Not lost however, are 20,000 photographs, some 12,000 of his own. They repose in the Mystic Seaport Museum archives along with his notes and articles. Born in New Orleans in 1910, Mitchell's youthful sailing adventures were with his uncle on a gaff-rigged sloop, Skylark, and as a skinny third in Southern YC's Fish class races.
After military school, surveying work in Canada, flying lessons, and college, Mitchell answered an ad calling for delivery crew on Temptress, a ketch. This memorable delivery from Virginia to the West Indies introduced him to tropical islands, perhaps whetting his cruising appetite. Later, during the Depression, he tried his hand at shipbuilding, fishing, and worked as a salesman at Macy's. But the tropics would lure him to his first professional job, as a photographer with the Bahamas Development Board. He sold voyaging articles and photos to such magazines as Country Life and Yachting.
For Mitchell-or Mitch as he's often known-writing was his true love. Photography simply provided caption material for his stories. "It was a means of instantly capturing total recall," he says.
During World War II, he organized the U.S. Navy Combat Photography Unit, and between 1948 and 1971, he published eight books, including Yachtsman's Camera, a blend of sailing manual, photography how-to, and illustrated prose about the sailing life.
In 1953 he published Passage East, a book about the 1952 transatlantic race from Bermuda to Plymouth, the only race he both competed in and documented.In the Summer of the Twelves, published in 1958, he covered the preparation and trials to determine that year's America's Cup challenger.
Writing mostly e-mails at 91, a humorous and precise Mitchell says, "I always had time to take another editorial assignment, but never time to tackle the fallout.
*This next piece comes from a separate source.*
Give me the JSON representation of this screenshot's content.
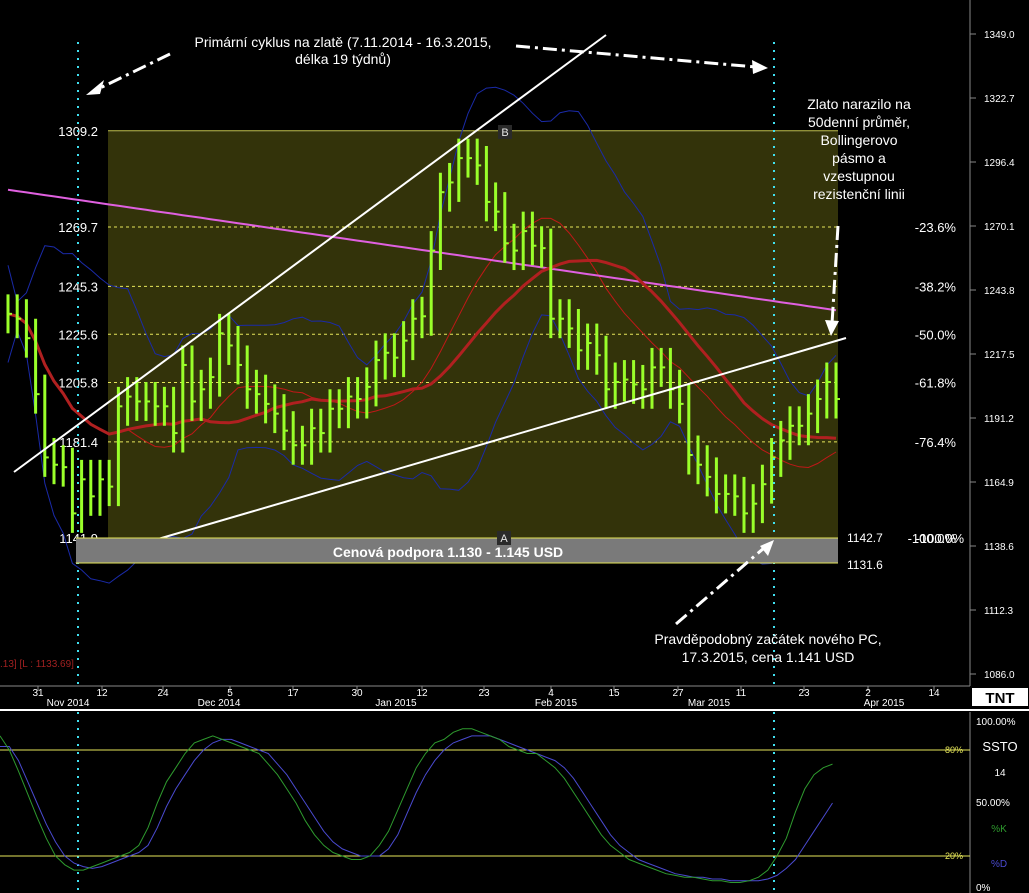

An appalled visitor suggested writing to the Museum, as an alternative to navigating around the piles in my study. I did. I can remember only the closing lines of my letter, suggesting a final resting place for my life's work if they didn't like what they had seen, 'Your dumpster or mine.'"
-Trixie B. Wadson